The same may be said for the semi-alba phalaenopsis. Many growers find that the white Phalaenopsis and Doritaenopsis hybrids with red lips are among the most beautiful of all orchids. Indeed, a well-arranged cascade or spray of such blossoms is difficult to overlook. Other vandaceous orchids produce the semi-alba flower. The hybrid Vascostylis Five Friendships ‘Sweetheart’, FCC/AOS (Seng × Prapin), is an excellent example.

Even more beautiful are well-grown semi-alba orchids, particularly some hybrids. Lots of pristine flowers with dark, contrasting lips of red or wine coloration make a dazzling sight. In displays, semi-alba flowers can be even more troubling than white flowers to place properly because their appearance can be so commanding. Often the best solution is to arrange them in proximity to the whites. Happily, it is a problem many orchid growers welcome, as the semi-alba orchid is among the most intriguing and popular of all.
 

Share on Social Media:  

New Topics

  1. Shannon Gardea asked question NELLY ISLER in category General Discussion
  2. John Urey asked question Blooming Stenglottis Venus “jamboree “ in category General Discussion
  3. Claudia Young asked question RO system in category General Discussion
  4. Roberto Lizama asked question Help to identify in category General Discussion
  5. Tatjana Opekunova asked question Cattleya new roots and Flower buds in category Cattleya Alliance

New Comments
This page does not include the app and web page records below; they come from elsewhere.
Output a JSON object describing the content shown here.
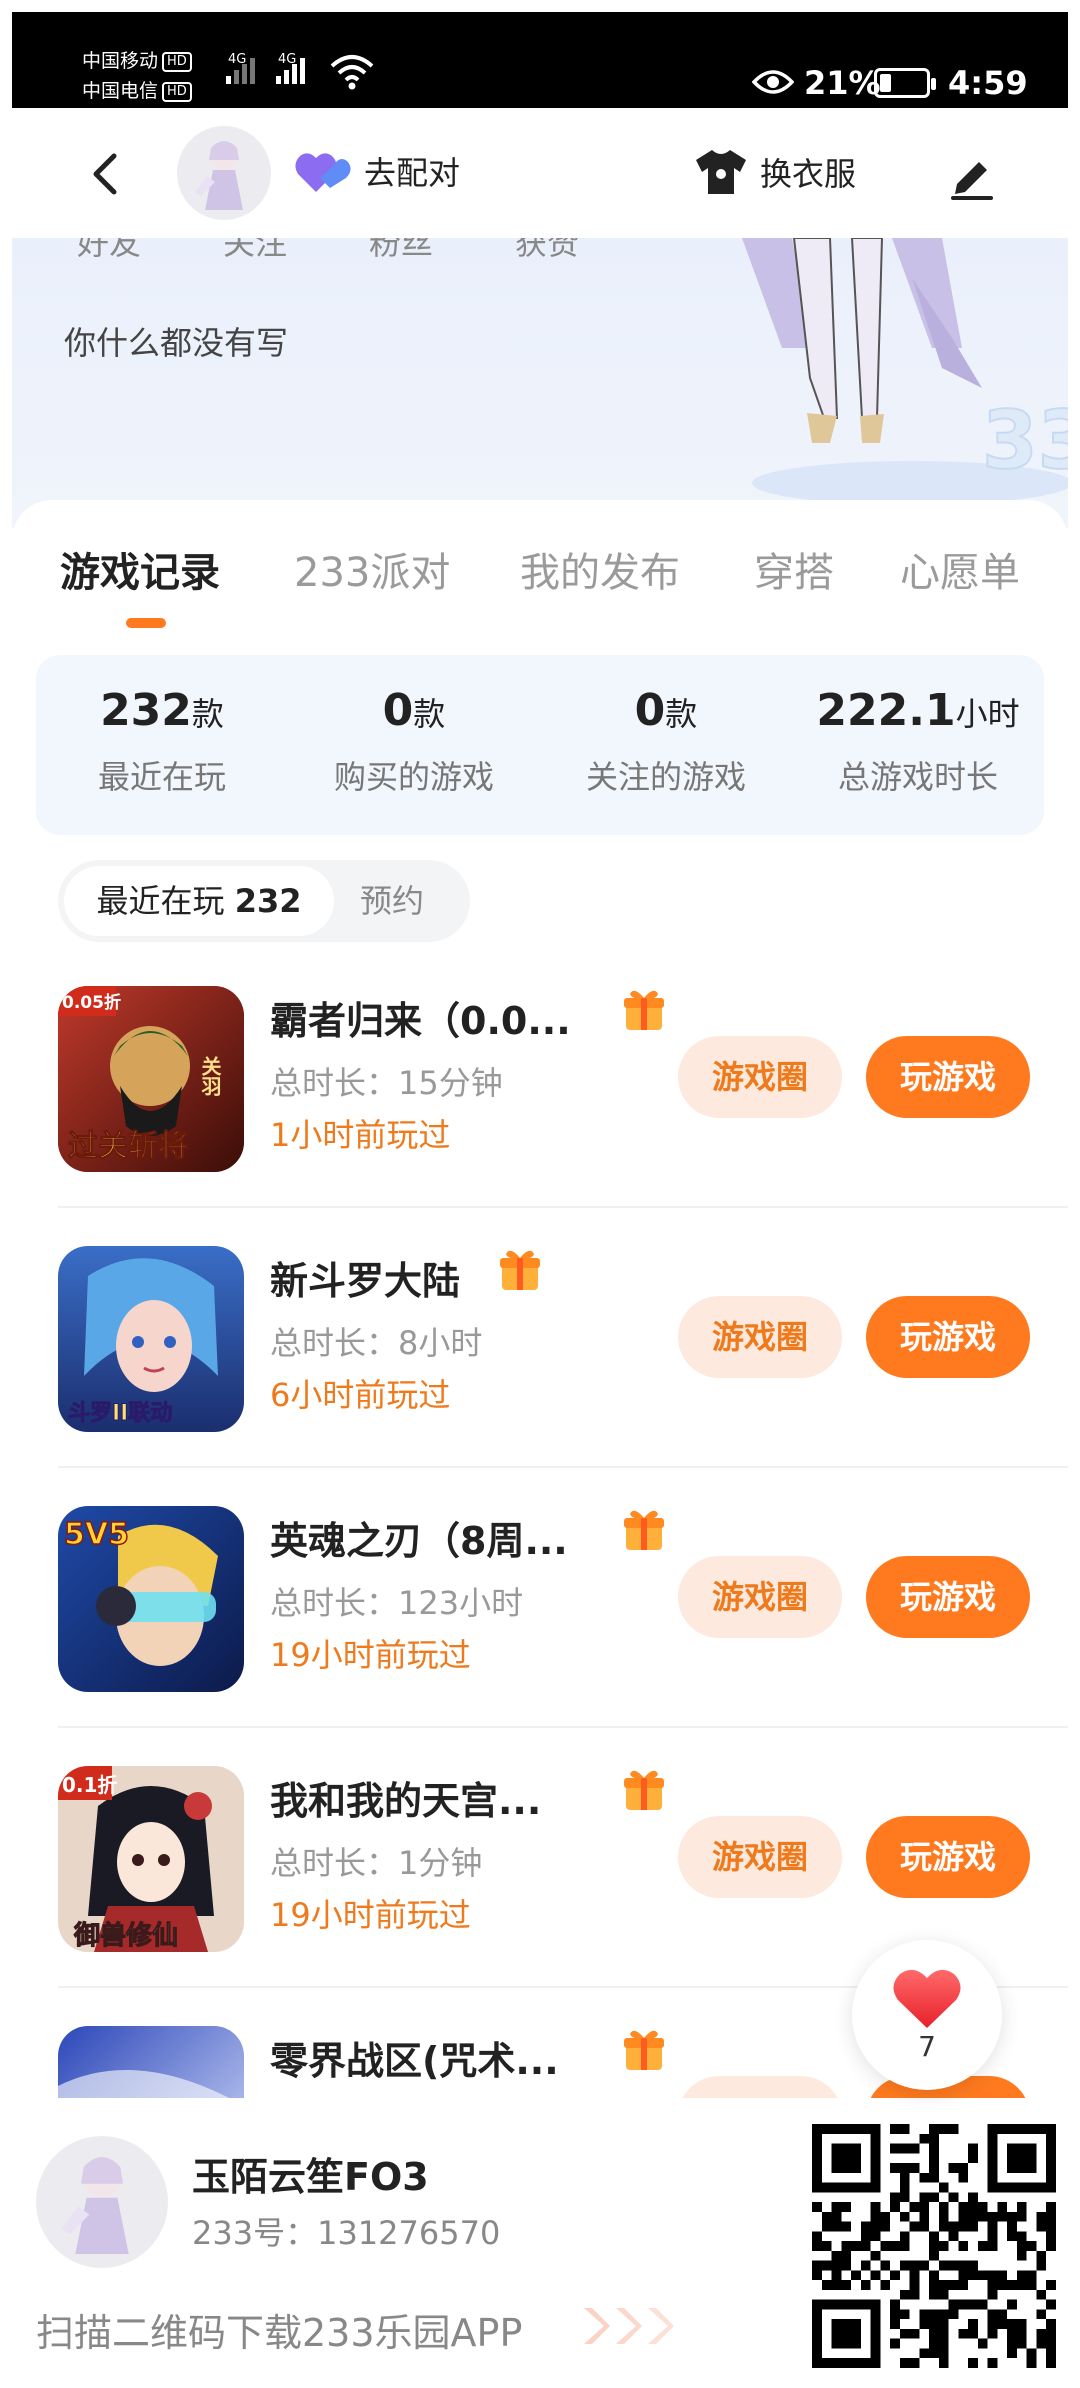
{
  "status_bar": {
    "carrier1": "中国移动",
    "carrier2": "中国电信",
    "hd": "HD",
    "net_type": "4G",
    "battery_percent": "21%",
    "battery_level": 0.21,
    "time": "4:59"
  },
  "header": {
    "match_label": "去配对",
    "outfit_label": "换衣服"
  },
  "profile": {
    "stats": [
      "好友",
      "关注",
      "粉丝",
      "获赞"
    ],
    "bio": "你什么都没有写"
  },
  "tabs": [
    "游戏记录",
    "233派对",
    "我的发布",
    "穿搭",
    "心愿单"
  ],
  "summary": [
    {
      "num": "232",
      "unit": "款",
      "label": "最近在玩"
    },
    {
      "num": "0",
      "unit": "款",
      "label": "购买的游戏"
    },
    {
      "num": "0",
      "unit": "款",
      "label": "关注的游戏"
    },
    {
      "num": "222.1",
      "unit": "小时",
      "label": "总游戏时长"
    }
  ],
  "segment": {
    "active_label": "最近在玩",
    "active_count": "232",
    "inactive_label": "预约"
  },
  "games": [
    {
      "title": "霸者归来（0.0...",
      "duration": "总时长：15分钟",
      "last_played": "1小时前玩过"
    },
    {
      "title": "新斗罗大陆",
      "duration": "总时长：8小时",
      "last_played": "6小时前玩过"
    },
    {
      "title": "英魂之刃（8周...",
      "duration": "总时长：123小时",
      "last_played": "19小时前玩过"
    },
    {
      "title": "我和我的天宫...",
      "duration": "总时长：1分钟",
      "last_played": "19小时前玩过"
    },
    {
      "title": "零界战区(咒术...",
      "duration": "",
      "last_played": ""
    }
  ],
  "game_buttons": {
    "circle": "游戏圈",
    "play": "玩游戏"
  },
  "icon_texts": [
    {
      "badge": "0.05折",
      "side": "关羽",
      "bottom": "过关斩将"
    },
    {
      "bottom": "斗罗II联动"
    },
    {
      "badge": "5V5"
    },
    {
      "badge": "0.1折",
      "bottom": "御兽修仙"
    },
    {}
  ],
  "fab": {
    "count": "7"
  },
  "footer": {
    "name": "玉陌云笙FO3",
    "id_text": "233号：131276570",
    "scan_text": "扫描二维码下载233乐园APP"
  },
  "colors": {
    "accent": "#ff7a1e",
    "accent_light": "#fde9de"
  }
}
  1. Carol Holdren commented on member plant Bc. Morning Glory by Chris Siolo
  2. R .Benson commented on member plant Kir. New Hybrid (Fred Clarke) SVO9831 by R .Benson
  3. Carol Holdren commented on topic "Blooming Stenglottis Venus “jamboree “" by John Urey
  4. Jeanne Uzar Hudson commented on member plant Lc. Canhamiana var. coerulea 'Cobalt' by Jeanne Uzar Hudson
  5. Jeanne Uzar Hudson commented on member plant Sns. gemmata by Jeanne Uzar Hudson
  6. Stefan Neher commented on topic "Orchid roots .com site?" by Mary Lane
  7. Kevin Barry commented on member plant Bul. Tammie Sue Pernas by Tony Pernas
  8. Linda Hartman commented on member plant Ctt. Final Blue by Linda Hartman
  9. Kevin Bergeson commented on member plant Paph. rothschildianum by Kevin Bergeson
  10. Carol Holdren commented on topic "recently purchased orchid shows unstoppable roots " by David George
  11. Michael Makio commented on orchid V. Beatrice Makio
  12. Carol Holdren commented on topic "shorter stem with less vigorous blooms" by katherine mott
  13. Carol Holdren commented on topic "need info on yellow bird" by Glenda Ratliff
  14. Carol Holdren commented on topic "Looking to join an orchid club." by Paula Milano
  15. Jeanne Uzar Hudson commented on topic "Repotting Large Cattleyas" by Jeanne Uzar Hudson
  16. Jeanne Uzar Hudson commented on member plant Paph. malipoense by Jeanne Uzar Hudson
  17. William Gorski commented on topic "how difficult is it growing from seed" by kevan gregory
  18. Carol Holdren commented on topic "Information " by Carmen Britton
  19. Carol Holdren commented on member plant C. lueddemanniana var. Coerulea, Venosa by Paulo Fiuza
  20. Jeanne Uzar Hudson commented on topic "Banrot 40WP" by Therese Stecher